Look through the listing below and say how many lines contain the word "user". Nothing else belongs in the reply.

### Material for the task
++++++

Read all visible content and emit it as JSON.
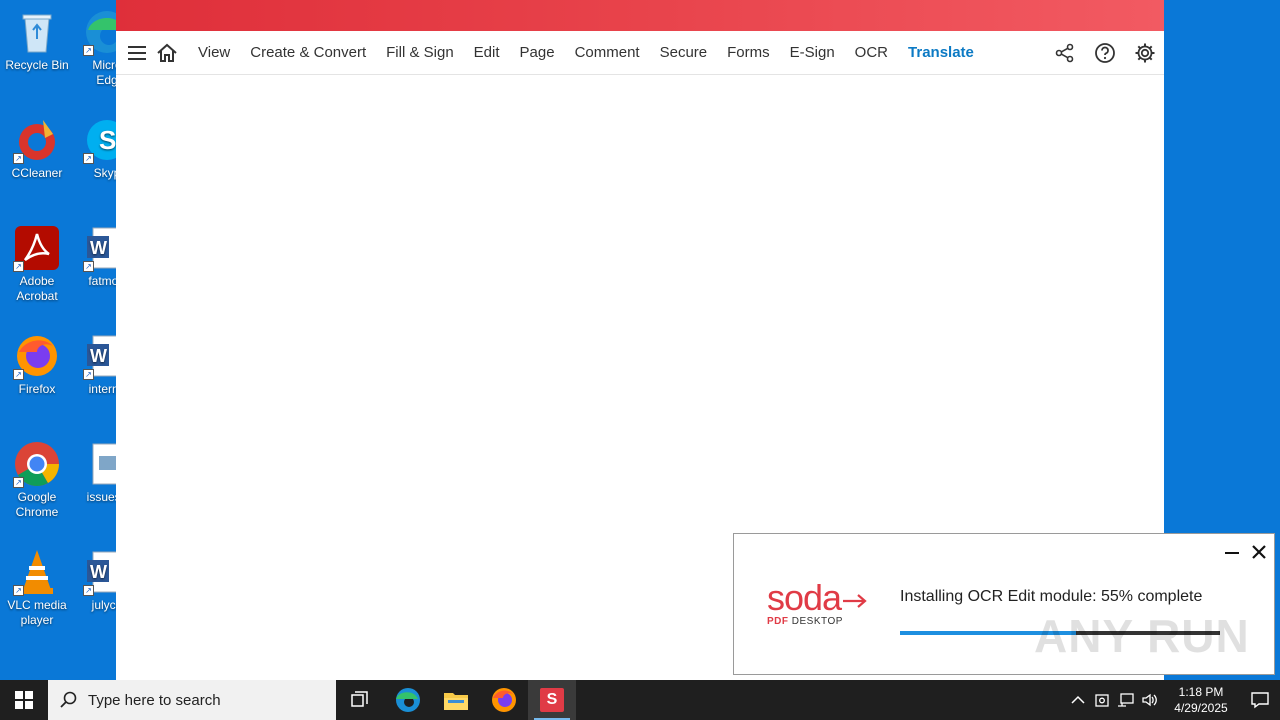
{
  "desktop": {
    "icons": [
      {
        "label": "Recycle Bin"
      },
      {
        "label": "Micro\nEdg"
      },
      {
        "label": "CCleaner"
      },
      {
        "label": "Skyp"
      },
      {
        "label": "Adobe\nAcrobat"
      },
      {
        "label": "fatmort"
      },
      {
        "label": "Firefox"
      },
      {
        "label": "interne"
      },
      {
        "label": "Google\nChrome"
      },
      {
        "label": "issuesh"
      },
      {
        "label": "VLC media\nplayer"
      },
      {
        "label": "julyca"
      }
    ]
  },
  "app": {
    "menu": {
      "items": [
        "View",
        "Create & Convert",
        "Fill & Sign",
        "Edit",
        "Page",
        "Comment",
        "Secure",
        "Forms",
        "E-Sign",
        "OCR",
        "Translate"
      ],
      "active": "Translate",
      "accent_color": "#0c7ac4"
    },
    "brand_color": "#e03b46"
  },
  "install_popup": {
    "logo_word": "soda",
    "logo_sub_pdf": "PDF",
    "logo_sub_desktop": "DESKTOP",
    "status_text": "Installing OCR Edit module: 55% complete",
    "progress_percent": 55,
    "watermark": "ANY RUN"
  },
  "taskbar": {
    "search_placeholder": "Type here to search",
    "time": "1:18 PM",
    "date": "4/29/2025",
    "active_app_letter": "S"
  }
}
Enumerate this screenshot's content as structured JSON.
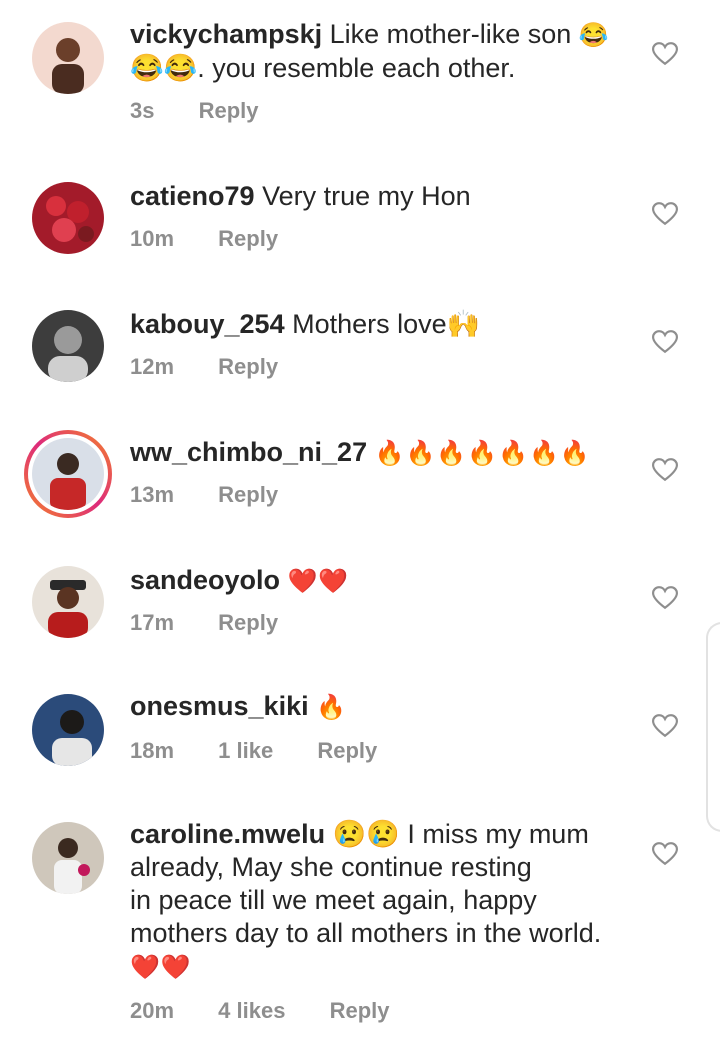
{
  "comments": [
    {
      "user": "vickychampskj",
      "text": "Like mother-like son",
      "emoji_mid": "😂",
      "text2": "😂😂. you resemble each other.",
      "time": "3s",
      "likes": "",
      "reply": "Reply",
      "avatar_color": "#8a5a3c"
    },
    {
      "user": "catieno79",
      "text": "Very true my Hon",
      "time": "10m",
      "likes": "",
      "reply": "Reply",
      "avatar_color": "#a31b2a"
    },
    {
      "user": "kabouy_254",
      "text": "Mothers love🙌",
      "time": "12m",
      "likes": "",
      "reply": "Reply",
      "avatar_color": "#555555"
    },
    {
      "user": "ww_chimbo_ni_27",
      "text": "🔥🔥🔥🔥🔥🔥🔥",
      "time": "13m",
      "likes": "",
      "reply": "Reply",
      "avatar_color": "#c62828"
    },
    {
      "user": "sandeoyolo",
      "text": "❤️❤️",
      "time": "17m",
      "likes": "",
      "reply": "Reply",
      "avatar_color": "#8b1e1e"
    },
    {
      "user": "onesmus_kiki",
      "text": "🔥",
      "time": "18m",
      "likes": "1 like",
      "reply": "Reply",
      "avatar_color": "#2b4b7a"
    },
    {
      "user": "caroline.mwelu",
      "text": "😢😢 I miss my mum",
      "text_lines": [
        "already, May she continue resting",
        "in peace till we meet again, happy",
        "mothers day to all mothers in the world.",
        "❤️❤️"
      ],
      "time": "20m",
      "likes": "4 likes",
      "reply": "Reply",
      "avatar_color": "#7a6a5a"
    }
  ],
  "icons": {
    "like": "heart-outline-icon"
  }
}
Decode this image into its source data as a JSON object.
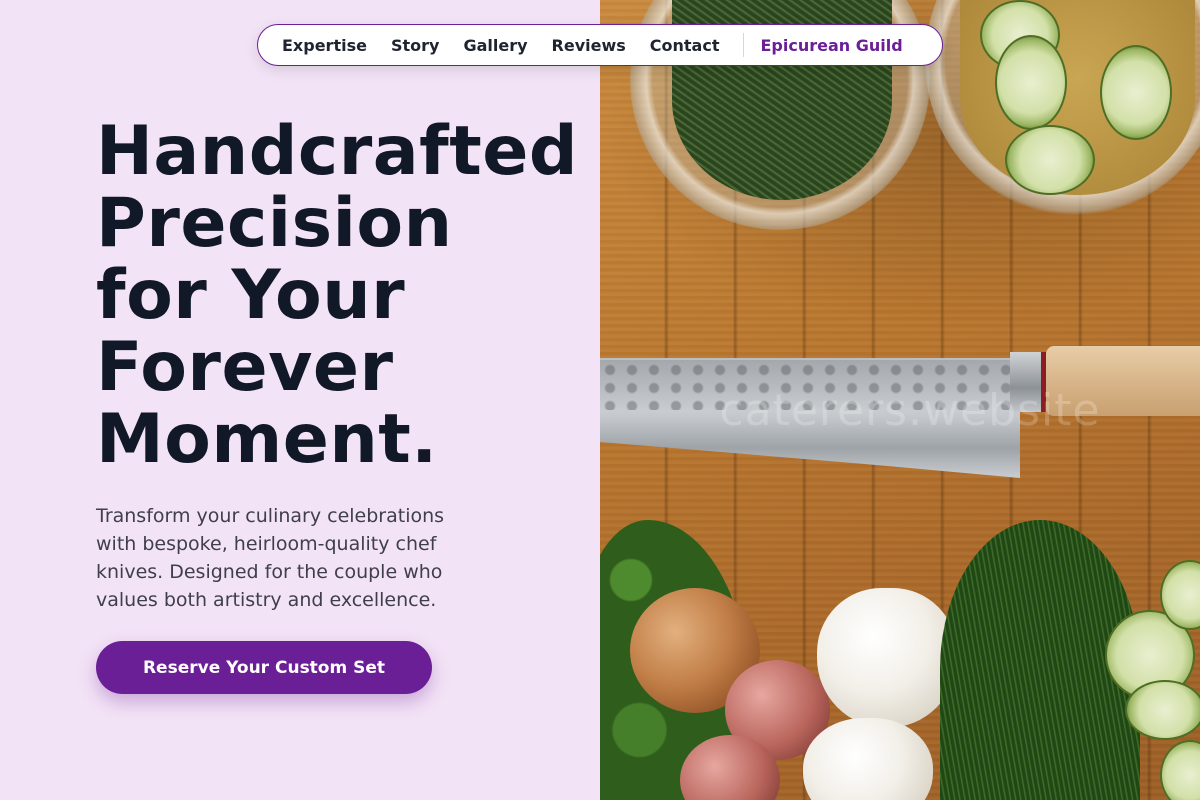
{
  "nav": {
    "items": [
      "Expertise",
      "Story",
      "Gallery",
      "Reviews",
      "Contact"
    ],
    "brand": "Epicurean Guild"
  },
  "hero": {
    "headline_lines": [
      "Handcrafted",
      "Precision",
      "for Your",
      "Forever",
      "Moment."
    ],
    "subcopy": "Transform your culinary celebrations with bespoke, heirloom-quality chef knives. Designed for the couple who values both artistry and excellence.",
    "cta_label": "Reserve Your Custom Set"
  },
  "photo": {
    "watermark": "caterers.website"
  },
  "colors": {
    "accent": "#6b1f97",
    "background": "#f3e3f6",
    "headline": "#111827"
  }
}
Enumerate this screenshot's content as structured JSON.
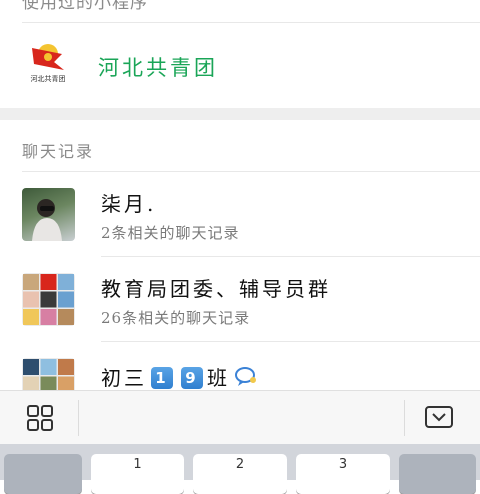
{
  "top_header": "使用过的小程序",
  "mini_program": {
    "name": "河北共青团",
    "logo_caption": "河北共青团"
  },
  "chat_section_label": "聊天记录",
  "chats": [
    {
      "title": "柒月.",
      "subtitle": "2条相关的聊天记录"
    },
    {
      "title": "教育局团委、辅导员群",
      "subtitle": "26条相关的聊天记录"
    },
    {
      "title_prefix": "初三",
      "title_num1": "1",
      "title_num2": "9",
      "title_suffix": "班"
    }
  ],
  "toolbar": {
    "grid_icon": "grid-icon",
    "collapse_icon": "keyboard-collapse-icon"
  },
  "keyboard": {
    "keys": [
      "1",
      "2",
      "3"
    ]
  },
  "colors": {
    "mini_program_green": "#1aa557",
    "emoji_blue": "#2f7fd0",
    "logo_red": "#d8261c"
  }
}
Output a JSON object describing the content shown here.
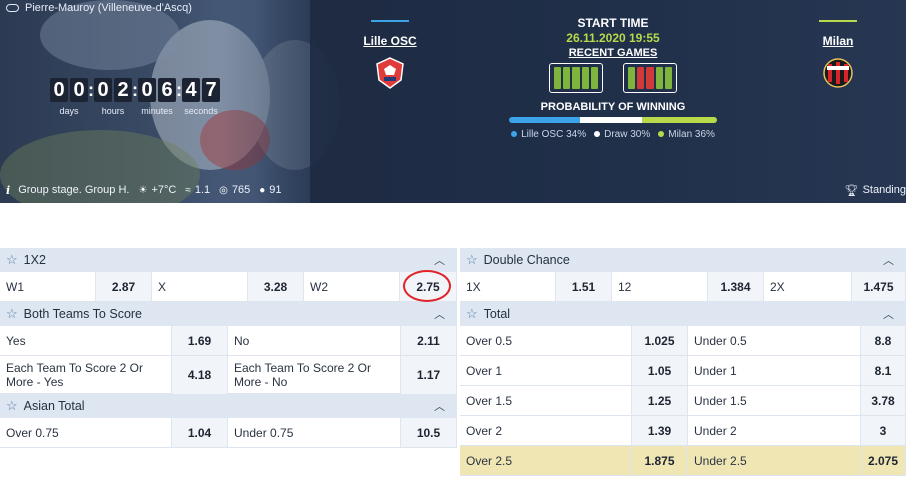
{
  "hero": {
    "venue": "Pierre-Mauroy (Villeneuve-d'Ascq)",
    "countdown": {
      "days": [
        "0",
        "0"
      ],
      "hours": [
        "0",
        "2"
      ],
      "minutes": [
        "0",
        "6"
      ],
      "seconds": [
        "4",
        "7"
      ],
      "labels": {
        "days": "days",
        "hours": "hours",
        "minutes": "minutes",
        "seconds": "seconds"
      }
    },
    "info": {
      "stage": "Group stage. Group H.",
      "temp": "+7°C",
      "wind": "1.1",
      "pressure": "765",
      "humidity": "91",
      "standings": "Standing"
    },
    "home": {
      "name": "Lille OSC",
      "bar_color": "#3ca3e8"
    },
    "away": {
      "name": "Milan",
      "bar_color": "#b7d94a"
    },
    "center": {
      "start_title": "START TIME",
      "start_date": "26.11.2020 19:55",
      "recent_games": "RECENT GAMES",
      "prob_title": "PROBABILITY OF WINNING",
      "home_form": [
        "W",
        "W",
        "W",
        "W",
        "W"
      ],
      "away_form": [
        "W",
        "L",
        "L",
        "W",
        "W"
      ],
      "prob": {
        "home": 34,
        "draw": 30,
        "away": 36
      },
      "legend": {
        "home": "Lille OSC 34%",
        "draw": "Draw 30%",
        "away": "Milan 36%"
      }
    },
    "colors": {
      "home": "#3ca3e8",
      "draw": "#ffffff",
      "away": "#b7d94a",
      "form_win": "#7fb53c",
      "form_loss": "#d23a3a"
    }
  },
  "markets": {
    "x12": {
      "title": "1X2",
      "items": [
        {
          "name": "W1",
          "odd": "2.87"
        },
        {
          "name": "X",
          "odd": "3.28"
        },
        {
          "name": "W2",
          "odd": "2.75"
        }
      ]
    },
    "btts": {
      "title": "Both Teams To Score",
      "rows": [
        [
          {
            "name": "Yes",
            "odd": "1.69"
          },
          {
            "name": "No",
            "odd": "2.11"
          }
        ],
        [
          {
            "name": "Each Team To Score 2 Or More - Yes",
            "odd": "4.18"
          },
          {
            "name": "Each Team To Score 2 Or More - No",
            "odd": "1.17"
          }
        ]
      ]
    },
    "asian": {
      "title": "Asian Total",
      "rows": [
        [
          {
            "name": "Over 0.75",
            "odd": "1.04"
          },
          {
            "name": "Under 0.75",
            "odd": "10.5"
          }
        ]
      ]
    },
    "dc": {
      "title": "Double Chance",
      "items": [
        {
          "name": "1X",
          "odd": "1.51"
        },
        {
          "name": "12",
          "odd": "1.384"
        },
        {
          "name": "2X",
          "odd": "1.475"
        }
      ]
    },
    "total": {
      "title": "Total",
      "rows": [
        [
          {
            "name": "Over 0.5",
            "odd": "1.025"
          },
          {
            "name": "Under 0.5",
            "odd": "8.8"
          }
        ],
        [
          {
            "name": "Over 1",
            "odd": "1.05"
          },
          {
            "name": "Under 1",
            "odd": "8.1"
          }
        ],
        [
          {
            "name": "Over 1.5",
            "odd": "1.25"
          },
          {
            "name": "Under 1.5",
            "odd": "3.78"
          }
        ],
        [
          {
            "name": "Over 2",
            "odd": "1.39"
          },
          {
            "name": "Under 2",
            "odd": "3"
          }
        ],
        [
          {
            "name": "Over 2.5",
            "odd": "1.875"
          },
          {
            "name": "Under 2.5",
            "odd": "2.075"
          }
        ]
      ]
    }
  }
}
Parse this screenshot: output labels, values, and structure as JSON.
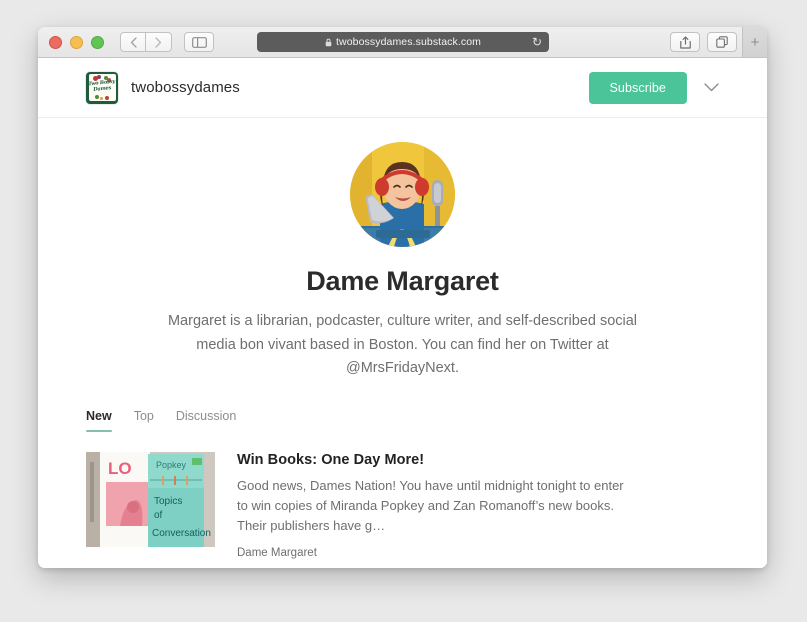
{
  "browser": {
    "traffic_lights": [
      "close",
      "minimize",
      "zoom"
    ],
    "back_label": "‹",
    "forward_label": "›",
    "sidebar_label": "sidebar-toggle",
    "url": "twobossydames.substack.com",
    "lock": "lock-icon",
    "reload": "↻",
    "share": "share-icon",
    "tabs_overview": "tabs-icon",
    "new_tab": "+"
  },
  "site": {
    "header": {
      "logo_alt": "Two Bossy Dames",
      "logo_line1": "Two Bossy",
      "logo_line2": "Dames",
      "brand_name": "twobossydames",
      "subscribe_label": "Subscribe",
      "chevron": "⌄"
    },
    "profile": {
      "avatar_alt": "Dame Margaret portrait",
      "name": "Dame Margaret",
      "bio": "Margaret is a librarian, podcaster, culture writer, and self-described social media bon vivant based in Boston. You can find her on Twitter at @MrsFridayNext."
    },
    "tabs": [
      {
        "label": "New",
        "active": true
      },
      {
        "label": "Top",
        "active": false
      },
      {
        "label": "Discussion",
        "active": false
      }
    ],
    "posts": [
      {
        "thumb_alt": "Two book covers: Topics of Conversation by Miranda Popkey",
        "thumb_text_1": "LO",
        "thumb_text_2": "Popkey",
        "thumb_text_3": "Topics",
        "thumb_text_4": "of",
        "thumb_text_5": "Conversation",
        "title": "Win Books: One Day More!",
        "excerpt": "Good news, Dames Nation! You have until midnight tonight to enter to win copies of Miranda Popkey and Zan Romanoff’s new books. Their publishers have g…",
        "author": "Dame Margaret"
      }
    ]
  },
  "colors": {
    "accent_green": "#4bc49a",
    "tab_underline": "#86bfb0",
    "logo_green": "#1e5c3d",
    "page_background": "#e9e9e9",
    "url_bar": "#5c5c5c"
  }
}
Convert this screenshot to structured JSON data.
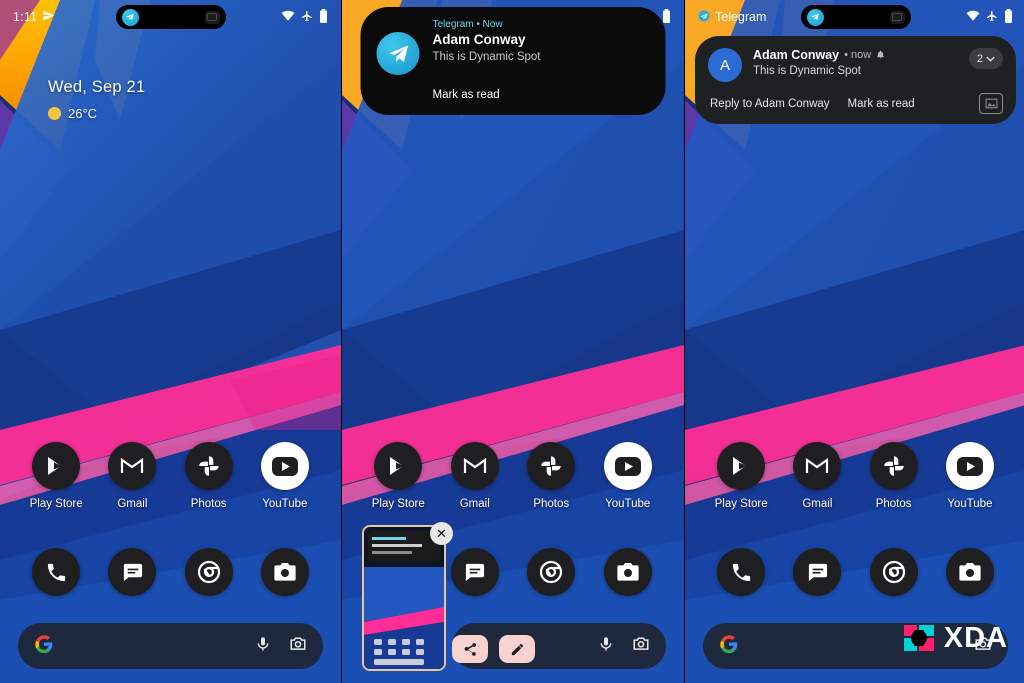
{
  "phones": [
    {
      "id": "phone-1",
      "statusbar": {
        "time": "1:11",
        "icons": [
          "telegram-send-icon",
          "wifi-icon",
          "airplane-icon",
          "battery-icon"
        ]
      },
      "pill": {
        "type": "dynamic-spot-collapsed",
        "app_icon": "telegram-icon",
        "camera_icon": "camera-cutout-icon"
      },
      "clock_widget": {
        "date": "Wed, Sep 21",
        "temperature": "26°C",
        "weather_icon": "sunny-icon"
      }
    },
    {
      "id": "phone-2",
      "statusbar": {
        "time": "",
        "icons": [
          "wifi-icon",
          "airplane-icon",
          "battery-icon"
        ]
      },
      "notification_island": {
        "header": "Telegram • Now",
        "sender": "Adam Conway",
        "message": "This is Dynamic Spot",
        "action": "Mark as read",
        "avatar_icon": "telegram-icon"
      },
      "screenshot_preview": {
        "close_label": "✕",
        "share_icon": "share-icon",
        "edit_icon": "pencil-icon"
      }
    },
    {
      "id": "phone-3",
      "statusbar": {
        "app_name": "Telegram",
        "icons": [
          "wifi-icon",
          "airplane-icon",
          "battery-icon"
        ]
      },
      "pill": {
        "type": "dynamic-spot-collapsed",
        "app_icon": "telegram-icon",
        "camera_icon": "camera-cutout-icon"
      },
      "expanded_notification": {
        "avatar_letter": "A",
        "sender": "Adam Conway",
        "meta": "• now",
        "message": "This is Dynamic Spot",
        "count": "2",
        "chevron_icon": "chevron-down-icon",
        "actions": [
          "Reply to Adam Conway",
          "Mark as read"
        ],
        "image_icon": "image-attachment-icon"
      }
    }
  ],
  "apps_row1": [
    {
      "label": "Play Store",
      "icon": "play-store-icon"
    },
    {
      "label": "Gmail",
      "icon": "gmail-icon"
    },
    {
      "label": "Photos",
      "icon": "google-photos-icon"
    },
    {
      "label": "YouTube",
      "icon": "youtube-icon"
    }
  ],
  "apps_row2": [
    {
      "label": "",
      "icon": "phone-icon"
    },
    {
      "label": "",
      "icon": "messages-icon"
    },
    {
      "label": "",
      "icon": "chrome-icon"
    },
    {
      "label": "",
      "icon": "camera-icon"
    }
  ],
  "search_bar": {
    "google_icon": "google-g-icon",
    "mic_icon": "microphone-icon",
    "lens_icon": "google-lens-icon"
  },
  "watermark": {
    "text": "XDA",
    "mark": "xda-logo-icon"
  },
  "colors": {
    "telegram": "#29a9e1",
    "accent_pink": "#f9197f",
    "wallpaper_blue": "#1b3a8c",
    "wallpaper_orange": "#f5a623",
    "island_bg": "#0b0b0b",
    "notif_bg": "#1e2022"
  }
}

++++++

### Result below
7